## Exercise aim:
Would you please set down the entries below exactly as shown?

## Supplied material:
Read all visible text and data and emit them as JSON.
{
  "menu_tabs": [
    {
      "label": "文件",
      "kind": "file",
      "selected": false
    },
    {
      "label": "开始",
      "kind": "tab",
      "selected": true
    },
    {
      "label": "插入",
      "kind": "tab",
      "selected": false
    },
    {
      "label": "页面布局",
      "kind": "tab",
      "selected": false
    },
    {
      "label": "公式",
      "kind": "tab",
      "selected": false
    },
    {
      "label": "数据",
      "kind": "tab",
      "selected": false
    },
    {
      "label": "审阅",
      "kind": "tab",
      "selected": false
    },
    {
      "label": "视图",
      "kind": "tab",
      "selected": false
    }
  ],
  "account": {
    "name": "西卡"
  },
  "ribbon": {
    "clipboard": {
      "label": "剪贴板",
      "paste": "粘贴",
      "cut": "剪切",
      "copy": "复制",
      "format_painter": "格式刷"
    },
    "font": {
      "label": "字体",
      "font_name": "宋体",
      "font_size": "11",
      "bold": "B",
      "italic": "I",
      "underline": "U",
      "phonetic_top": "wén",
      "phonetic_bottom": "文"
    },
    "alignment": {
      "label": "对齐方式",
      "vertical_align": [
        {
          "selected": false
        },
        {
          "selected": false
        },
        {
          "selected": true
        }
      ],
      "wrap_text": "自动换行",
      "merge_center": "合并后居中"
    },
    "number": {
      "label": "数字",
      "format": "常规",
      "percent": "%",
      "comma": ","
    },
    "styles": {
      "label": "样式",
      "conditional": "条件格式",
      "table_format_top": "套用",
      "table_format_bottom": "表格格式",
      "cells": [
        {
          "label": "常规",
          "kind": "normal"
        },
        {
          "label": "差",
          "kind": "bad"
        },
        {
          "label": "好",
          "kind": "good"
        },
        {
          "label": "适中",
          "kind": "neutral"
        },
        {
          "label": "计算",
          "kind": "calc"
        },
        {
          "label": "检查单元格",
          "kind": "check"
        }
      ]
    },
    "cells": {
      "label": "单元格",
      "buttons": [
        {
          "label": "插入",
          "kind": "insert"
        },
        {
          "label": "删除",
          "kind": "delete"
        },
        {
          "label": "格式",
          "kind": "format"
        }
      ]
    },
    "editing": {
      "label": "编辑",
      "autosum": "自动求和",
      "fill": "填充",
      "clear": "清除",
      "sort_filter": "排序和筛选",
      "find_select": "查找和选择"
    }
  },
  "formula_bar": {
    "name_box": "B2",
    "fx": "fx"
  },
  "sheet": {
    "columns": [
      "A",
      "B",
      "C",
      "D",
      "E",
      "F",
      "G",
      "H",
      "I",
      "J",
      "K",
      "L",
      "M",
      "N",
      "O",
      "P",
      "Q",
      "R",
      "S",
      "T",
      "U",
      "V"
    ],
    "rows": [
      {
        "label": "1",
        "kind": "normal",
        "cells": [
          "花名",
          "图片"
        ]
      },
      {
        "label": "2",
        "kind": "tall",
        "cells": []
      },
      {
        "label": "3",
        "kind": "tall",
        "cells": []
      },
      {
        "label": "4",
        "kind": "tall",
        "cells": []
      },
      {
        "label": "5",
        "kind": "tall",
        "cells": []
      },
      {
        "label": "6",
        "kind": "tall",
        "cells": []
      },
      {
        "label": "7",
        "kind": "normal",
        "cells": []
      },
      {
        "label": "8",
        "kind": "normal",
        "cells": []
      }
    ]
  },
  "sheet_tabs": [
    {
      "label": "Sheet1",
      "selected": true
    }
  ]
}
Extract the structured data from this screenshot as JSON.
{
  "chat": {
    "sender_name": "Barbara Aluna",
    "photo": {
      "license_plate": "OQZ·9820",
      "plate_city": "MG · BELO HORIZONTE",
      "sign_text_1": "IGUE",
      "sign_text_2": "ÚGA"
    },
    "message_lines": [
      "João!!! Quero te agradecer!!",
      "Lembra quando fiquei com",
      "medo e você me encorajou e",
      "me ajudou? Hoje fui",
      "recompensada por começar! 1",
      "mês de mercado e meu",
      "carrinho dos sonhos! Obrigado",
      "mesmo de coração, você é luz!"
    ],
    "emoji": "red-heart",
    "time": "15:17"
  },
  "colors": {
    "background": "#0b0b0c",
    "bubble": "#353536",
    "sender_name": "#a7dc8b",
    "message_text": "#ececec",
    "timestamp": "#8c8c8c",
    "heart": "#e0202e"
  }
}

## Expected answer:
Read all visible text and data and emit them as JSON.
{
  "menu_tabs": [
    {
      "label": "文件",
      "kind": "file",
      "selected": false
    },
    {
      "label": "开始",
      "kind": "tab",
      "selected": true
    },
    {
      "label": "插入",
      "kind": "tab",
      "selected": false
    },
    {
      "label": "页面布局",
      "kind": "tab",
      "selected": false
    },
    {
      "label": "公式",
      "kind": "tab",
      "selected": false
    },
    {
      "label": "数据",
      "kind": "tab",
      "selected": false
    },
    {
      "label": "审阅",
      "kind": "tab",
      "selected": false
    },
    {
      "label": "视图",
      "kind": "tab",
      "selected": false
    }
  ],
  "account": {
    "name": "西卡"
  },
  "ribbon": {
    "clipboard": {
      "label": "剪贴板",
      "paste": "粘贴",
      "cut": "剪切",
      "copy": "复制",
      "format_painter": "格式刷"
    },
    "font": {
      "label": "字体",
      "font_name": "宋体",
      "font_size": "11",
      "bold": "B",
      "italic": "I",
      "underline": "U",
      "phonetic_top": "wén",
      "phonetic_bottom": "文"
    },
    "alignment": {
      "label": "对齐方式",
      "vertical_align": [
        {
          "selected": false
        },
        {
          "selected": false
        },
        {
          "selected": true
        }
      ],
      "wrap_text": "自动换行",
      "merge_center": "合并后居中"
    },
    "number": {
      "label": "数字",
      "format": "常规",
      "percent": "%",
      "comma": ","
    },
    "styles": {
      "label": "样式",
      "conditional": "条件格式",
      "table_format_top": "套用",
      "table_format_bottom": "表格格式",
      "cells": [
        {
          "label": "常规",
          "kind": "normal"
        },
        {
          "label": "差",
          "kind": "bad"
        },
        {
          "label": "好",
          "kind": "good"
        },
        {
          "label": "适中",
          "kind": "neutral"
        },
        {
          "label": "计算",
          "kind": "calc"
        },
        {
          "label": "检查单元格",
          "kind": "check"
        }
      ]
    },
    "cells": {
      "label": "单元格",
      "buttons": [
        {
          "label": "插入",
          "kind": "insert"
        },
        {
          "label": "删除",
          "kind": "delete"
        },
        {
          "label": "格式",
          "kind": "format"
        }
      ]
    },
    "editing": {
      "label": "编辑",
      "autosum": "自动求和",
      "fill": "填充",
      "clear": "清除",
      "sort_filter": "排序和筛选",
      "find_select": "查找和选择"
    }
  },
  "formula_bar": {
    "name_box": "B2",
    "fx": "fx"
  },
  "sheet": {
    "columns": [
      "A",
      "B",
      "C",
      "D",
      "E",
      "F",
      "G",
      "H",
      "I",
      "J",
      "K",
      "L",
      "M",
      "N",
      "O",
      "P",
      "Q",
      "R",
      "S",
      "T",
      "U",
      "V"
    ],
    "rows": [
      {
        "label": "1",
        "kind": "normal",
        "cells": [
          "花名",
          "图片"
        ]
      },
      {
        "label": "2",
        "kind": "tall",
        "cells": []
      },
      {
        "label": "3",
        "kind": "tall",
        "cells": []
      },
      {
        "label": "4",
        "kind": "tall",
        "cells": []
      },
      {
        "label": "5",
        "kind": "tall",
        "cells": []
      },
      {
        "label": "6",
        "kind": "tall",
        "cells": []
      },
      {
        "label": "7",
        "kind": "normal",
        "cells": []
      },
      {
        "label": "8",
        "kind": "normal",
        "cells": []
      }
    ]
  },
  "sheet_tabs": [
    {
      "label": "Sheet1",
      "selected": true
    }
  ]
}
Extract the structured data from this screenshot as JSON.
{
  "chat": {
    "sender_name": "Barbara Aluna",
    "photo": {
      "license_plate": "OQZ·9820",
      "plate_city": "MG · BELO HORIZONTE",
      "sign_text_1": "IGUE",
      "sign_text_2": "ÚGA"
    },
    "message_lines": [
      "João!!! Quero te agradecer!!",
      "Lembra quando fiquei com",
      "medo e você me encorajou e",
      "me ajudou? Hoje fui",
      "recompensada por começar! 1",
      "mês de mercado e meu",
      "carrinho dos sonhos! Obrigado",
      "mesmo de coração, você é luz!"
    ],
    "emoji": "red-heart",
    "time": "15:17"
  },
  "colors": {
    "background": "#0b0b0c",
    "bubble": "#353536",
    "sender_name": "#a7dc8b",
    "message_text": "#ececec",
    "timestamp": "#8c8c8c",
    "heart": "#e0202e"
  }
}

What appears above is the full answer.